*** Dataset entries ***
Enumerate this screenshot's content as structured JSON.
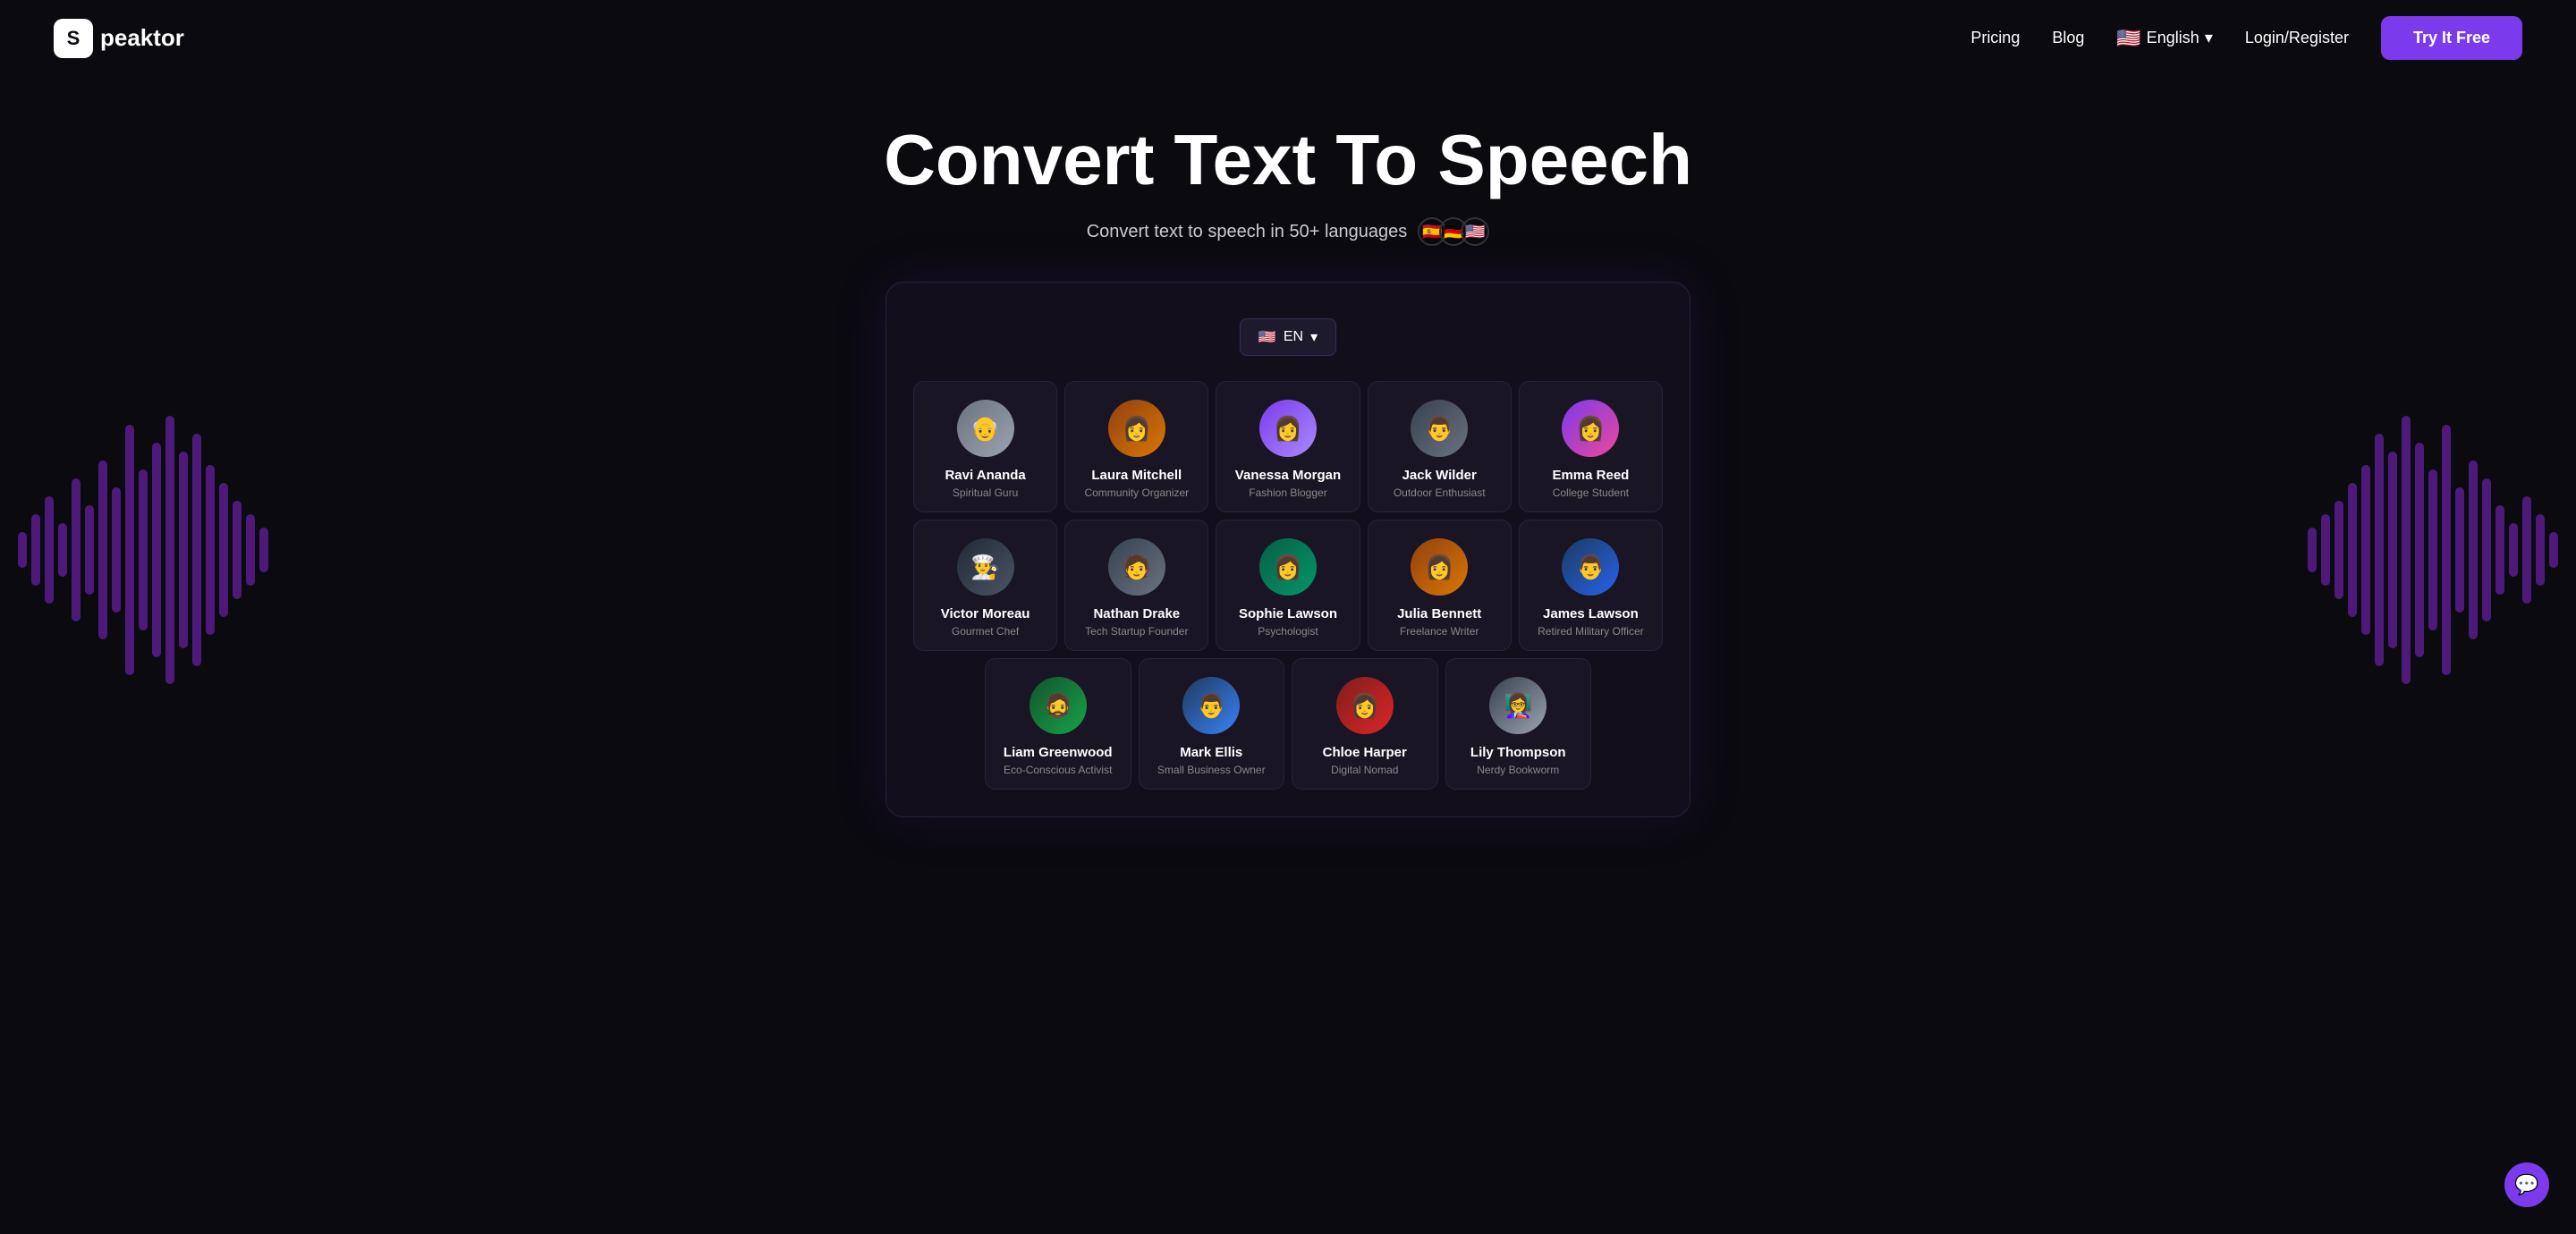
{
  "nav": {
    "logo_letter": "S",
    "logo_name": "peaktor",
    "pricing_label": "Pricing",
    "blog_label": "Blog",
    "language": "English",
    "login_label": "Login/Register",
    "try_free_label": "Try It Free"
  },
  "hero": {
    "title": "Convert Text To Speech",
    "subtitle": "Convert text to speech in 50+ languages",
    "flags": [
      "🇪🇸",
      "🇩🇪",
      "🇺🇸"
    ]
  },
  "app": {
    "lang_selector": "EN",
    "voices_row1": [
      {
        "name": "Ravi Ananda",
        "role": "Spiritual Guru",
        "avatar_class": "av-ravi",
        "emoji": "👴"
      },
      {
        "name": "Laura Mitchell",
        "role": "Community Organizer",
        "avatar_class": "av-laura",
        "emoji": "👩"
      },
      {
        "name": "Vanessa Morgan",
        "role": "Fashion Blogger",
        "avatar_class": "av-vanessa",
        "emoji": "👩"
      },
      {
        "name": "Jack Wilder",
        "role": "Outdoor Enthusiast",
        "avatar_class": "av-jack",
        "emoji": "👨"
      },
      {
        "name": "Emma Reed",
        "role": "College Student",
        "avatar_class": "av-emma",
        "emoji": "👩"
      }
    ],
    "voices_row2": [
      {
        "name": "Victor Moreau",
        "role": "Gourmet Chef",
        "avatar_class": "av-victor",
        "emoji": "👨‍🍳"
      },
      {
        "name": "Nathan Drake",
        "role": "Tech Startup Founder",
        "avatar_class": "av-nathan",
        "emoji": "🧑"
      },
      {
        "name": "Sophie Lawson",
        "role": "Psychologist",
        "avatar_class": "av-sophie",
        "emoji": "👩"
      },
      {
        "name": "Julia Bennett",
        "role": "Freelance Writer",
        "avatar_class": "av-julia",
        "emoji": "👩"
      },
      {
        "name": "James Lawson",
        "role": "Retired Military Officer",
        "avatar_class": "av-james",
        "emoji": "👨"
      }
    ],
    "voices_row3": [
      {
        "name": "Liam Greenwood",
        "role": "Eco-Conscious Activist",
        "avatar_class": "av-liam",
        "emoji": "🧔"
      },
      {
        "name": "Mark Ellis",
        "role": "Small Business Owner",
        "avatar_class": "av-mark",
        "emoji": "👨"
      },
      {
        "name": "Chloe Harper",
        "role": "Digital Nomad",
        "avatar_class": "av-chloe",
        "emoji": "👩"
      },
      {
        "name": "Lily Thompson",
        "role": "Nerdy Bookworm",
        "avatar_class": "av-lily",
        "emoji": "👩‍🏫"
      }
    ]
  },
  "chat": {
    "icon": "💬"
  }
}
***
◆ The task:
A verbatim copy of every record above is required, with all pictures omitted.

◆ Solution for this exercise:
Enumerate this screenshot's content as structured JSON.
{
  "nav": {
    "logo_letter": "S",
    "logo_name": "peaktor",
    "pricing_label": "Pricing",
    "blog_label": "Blog",
    "language": "English",
    "login_label": "Login/Register",
    "try_free_label": "Try It Free"
  },
  "hero": {
    "title": "Convert Text To Speech",
    "subtitle": "Convert text to speech in 50+ languages",
    "flags": [
      "🇪🇸",
      "🇩🇪",
      "🇺🇸"
    ]
  },
  "app": {
    "lang_selector": "EN",
    "voices_row1": [
      {
        "name": "Ravi Ananda",
        "role": "Spiritual Guru",
        "avatar_class": "av-ravi",
        "emoji": "👴"
      },
      {
        "name": "Laura Mitchell",
        "role": "Community Organizer",
        "avatar_class": "av-laura",
        "emoji": "👩"
      },
      {
        "name": "Vanessa Morgan",
        "role": "Fashion Blogger",
        "avatar_class": "av-vanessa",
        "emoji": "👩"
      },
      {
        "name": "Jack Wilder",
        "role": "Outdoor Enthusiast",
        "avatar_class": "av-jack",
        "emoji": "👨"
      },
      {
        "name": "Emma Reed",
        "role": "College Student",
        "avatar_class": "av-emma",
        "emoji": "👩"
      }
    ],
    "voices_row2": [
      {
        "name": "Victor Moreau",
        "role": "Gourmet Chef",
        "avatar_class": "av-victor",
        "emoji": "👨‍🍳"
      },
      {
        "name": "Nathan Drake",
        "role": "Tech Startup Founder",
        "avatar_class": "av-nathan",
        "emoji": "🧑"
      },
      {
        "name": "Sophie Lawson",
        "role": "Psychologist",
        "avatar_class": "av-sophie",
        "emoji": "👩"
      },
      {
        "name": "Julia Bennett",
        "role": "Freelance Writer",
        "avatar_class": "av-julia",
        "emoji": "👩"
      },
      {
        "name": "James Lawson",
        "role": "Retired Military Officer",
        "avatar_class": "av-james",
        "emoji": "👨"
      }
    ],
    "voices_row3": [
      {
        "name": "Liam Greenwood",
        "role": "Eco-Conscious Activist",
        "avatar_class": "av-liam",
        "emoji": "🧔"
      },
      {
        "name": "Mark Ellis",
        "role": "Small Business Owner",
        "avatar_class": "av-mark",
        "emoji": "👨"
      },
      {
        "name": "Chloe Harper",
        "role": "Digital Nomad",
        "avatar_class": "av-chloe",
        "emoji": "👩"
      },
      {
        "name": "Lily Thompson",
        "role": "Nerdy Bookworm",
        "avatar_class": "av-lily",
        "emoji": "👩‍🏫"
      }
    ]
  },
  "chat": {
    "icon": "💬"
  }
}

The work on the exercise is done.